Bricks as part of structure and Bricks as Cladding- Photo Credit- Neela Shukla
Dior Store- The facade of Dior Store looks like Mohair Knit, airy, light and soft fabric.  It was achieved by layering line-patterned glasses and dot-patterned sheets of thin metal membrane over it. Both the patterns express brand's original CHANGE. Layering totally different patterns creates a mysterious effect of moirĂ©. This was designed by Japanese Female architect Inui Kumiko.  The facade is a result of the construction of  skin representing brand of the company. See three photos below.

Dior Store - PhotoCredit- Neela Shukla

The facade pattern
 Facade Details- http://inmyparadigm.blogspot.com/2007_05_01_archive.html


My Favorite building is of Miki Moto's retail store, who is Japanese Jewelry Designer and uses cultured pearls in jewelery. The building is  pale pink colored,  9 story,  stretching high into Tokyo skyline with scattered asymmetrical glass windows, definitely makes you look up.
It is designed by renowned architect Toyo Ito on the concept of evoking the feelings people have when opening jewelry box. Here the description, I took it from MoriMoto's website-
"Renowned architect Toyo Ito, who was commissioned to design the building, built Ginza 2 around the concept of “bubbles forming out of a shell fostering a pearl, flower petals fluttering down, and a sense of expectation and mystique when looking into a jewellery box."

Also, the concept is not only about creating facade to represent brand, but sophisticated construction technique is used to create this building with clear, column-free space.  The load bearing walls are made up of two 12mm thick metal plates; with cut out openings, creating simple, plain exterior surface.

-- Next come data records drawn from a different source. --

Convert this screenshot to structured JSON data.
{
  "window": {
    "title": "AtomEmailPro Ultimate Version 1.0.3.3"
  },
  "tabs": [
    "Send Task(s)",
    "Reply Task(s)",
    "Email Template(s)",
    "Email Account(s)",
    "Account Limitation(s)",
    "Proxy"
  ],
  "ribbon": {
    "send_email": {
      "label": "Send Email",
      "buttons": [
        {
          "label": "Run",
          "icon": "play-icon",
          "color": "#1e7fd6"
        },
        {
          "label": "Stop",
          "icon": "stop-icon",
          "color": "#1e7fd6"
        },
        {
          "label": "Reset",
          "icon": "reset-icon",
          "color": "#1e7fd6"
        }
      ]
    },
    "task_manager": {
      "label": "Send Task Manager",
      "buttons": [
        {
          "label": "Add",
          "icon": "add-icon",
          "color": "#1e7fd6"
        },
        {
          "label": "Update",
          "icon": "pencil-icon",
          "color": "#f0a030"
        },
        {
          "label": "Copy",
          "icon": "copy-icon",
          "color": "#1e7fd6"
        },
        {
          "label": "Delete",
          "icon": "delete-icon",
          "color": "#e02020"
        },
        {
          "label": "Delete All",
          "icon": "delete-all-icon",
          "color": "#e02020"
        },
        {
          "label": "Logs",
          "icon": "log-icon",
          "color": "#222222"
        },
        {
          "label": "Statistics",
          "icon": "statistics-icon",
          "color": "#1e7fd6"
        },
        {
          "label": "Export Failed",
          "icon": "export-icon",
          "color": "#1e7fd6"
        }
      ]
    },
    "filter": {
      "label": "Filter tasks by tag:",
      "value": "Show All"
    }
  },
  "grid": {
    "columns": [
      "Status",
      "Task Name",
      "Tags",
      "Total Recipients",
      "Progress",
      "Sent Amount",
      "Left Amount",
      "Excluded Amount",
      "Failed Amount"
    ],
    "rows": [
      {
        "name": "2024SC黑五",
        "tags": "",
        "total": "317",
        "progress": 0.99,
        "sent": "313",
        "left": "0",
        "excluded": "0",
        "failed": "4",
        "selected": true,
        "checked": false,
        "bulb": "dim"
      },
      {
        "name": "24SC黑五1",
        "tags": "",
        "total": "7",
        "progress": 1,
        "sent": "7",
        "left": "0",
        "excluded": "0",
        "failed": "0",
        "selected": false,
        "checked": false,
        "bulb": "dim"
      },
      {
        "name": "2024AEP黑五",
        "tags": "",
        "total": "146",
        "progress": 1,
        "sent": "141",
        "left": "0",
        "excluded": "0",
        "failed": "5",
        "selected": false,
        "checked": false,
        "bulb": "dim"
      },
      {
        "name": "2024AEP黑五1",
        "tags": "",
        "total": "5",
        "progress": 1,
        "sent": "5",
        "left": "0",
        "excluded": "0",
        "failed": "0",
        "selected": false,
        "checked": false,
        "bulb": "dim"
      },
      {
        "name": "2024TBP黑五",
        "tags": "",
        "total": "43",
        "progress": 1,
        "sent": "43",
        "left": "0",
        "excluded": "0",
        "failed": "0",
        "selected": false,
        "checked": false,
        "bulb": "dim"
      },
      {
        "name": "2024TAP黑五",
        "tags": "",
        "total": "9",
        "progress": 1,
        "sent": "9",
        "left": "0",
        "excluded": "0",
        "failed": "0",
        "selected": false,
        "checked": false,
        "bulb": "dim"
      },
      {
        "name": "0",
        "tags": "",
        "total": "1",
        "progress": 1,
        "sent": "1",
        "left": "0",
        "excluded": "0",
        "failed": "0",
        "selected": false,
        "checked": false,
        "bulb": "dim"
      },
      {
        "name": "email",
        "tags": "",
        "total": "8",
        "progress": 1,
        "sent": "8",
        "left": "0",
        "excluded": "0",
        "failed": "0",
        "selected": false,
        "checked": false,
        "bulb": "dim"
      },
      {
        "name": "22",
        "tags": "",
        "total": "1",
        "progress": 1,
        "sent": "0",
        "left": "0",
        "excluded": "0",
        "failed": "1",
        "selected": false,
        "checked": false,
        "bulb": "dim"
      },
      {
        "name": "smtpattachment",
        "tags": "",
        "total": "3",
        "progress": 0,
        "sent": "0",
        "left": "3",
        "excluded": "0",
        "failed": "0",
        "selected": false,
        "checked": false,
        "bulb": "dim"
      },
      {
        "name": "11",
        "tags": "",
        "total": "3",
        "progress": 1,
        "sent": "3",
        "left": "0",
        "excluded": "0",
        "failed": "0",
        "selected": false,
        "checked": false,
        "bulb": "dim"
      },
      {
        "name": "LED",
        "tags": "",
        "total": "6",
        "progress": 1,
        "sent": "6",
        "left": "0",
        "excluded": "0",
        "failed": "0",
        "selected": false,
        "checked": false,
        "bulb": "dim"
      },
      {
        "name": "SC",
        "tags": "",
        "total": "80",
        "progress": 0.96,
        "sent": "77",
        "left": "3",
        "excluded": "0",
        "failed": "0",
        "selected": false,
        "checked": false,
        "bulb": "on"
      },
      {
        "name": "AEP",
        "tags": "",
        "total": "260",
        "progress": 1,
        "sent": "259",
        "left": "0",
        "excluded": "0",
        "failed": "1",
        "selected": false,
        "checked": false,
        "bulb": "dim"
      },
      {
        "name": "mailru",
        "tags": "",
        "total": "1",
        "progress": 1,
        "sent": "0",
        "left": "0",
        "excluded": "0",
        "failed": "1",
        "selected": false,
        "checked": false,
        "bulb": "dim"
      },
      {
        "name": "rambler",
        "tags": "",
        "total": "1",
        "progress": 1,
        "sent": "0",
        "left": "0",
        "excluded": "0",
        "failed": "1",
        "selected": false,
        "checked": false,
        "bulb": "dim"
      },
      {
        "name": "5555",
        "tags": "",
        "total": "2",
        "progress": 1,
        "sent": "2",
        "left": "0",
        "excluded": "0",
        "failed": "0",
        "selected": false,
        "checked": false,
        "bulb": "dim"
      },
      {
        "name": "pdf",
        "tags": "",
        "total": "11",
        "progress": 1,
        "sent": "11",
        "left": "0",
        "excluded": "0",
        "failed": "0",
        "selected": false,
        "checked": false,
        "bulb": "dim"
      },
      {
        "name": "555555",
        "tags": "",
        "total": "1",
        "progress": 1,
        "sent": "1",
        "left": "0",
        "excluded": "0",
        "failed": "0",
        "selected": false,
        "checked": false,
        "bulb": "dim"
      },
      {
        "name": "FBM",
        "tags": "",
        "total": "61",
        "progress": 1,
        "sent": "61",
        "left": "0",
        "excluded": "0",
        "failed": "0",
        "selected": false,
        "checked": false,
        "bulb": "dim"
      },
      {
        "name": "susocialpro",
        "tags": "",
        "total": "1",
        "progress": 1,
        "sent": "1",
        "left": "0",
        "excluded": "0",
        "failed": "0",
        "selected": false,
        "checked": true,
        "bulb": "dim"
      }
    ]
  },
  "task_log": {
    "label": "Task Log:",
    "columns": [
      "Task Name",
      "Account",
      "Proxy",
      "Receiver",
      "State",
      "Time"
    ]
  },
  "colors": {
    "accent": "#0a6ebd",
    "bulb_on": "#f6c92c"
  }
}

Look at the photos below of the building and the during construction.
MikiMoto Tower - Ginza 2 Tokyo, Japan photo credit-   Neela Shukla
 Construction Technique and Materials, Craftsmanship

photo credit- http://architecturalmoleskine.blogspot.com/2011/09/toyo-ito-mikimoto-ginza-2.html
Here Toyo Ito's words in one interview-

"Actually, the sense and meaning of technology in my works is changing. In the past the technology was highly visible. It was presented in a visible way. Now it is different. Technology is now something I hide, you have to look for it, you don’t see it, you can't see it. It is an element to be used and exploited in an indirect way. Before, I used to envision an architecture that nobody could touch, impossible to grasp and hold. Now, again, it is different. Now, I want to do an architecture that you can touch and feel. Now I am working on the physical reality, on the object, on the real. This interests me now."

Just a quote-
Clothes make the man. Naked people have little or no influence on society - Mark Twain

The combinations of all these facades lined up together makes the street. The variations on the facades in the street makes the street live, pleasant and walkable. All the same criteria of design applies to it, repeat of forms, geometrical patterns, organic patterns, colors, textures etc make the streets lively and interesting.
In the video below, you can see how Toyo Ito was exploring the ideas while designing Miki Moto Ginza2 tower.

No comments:

Post a Comment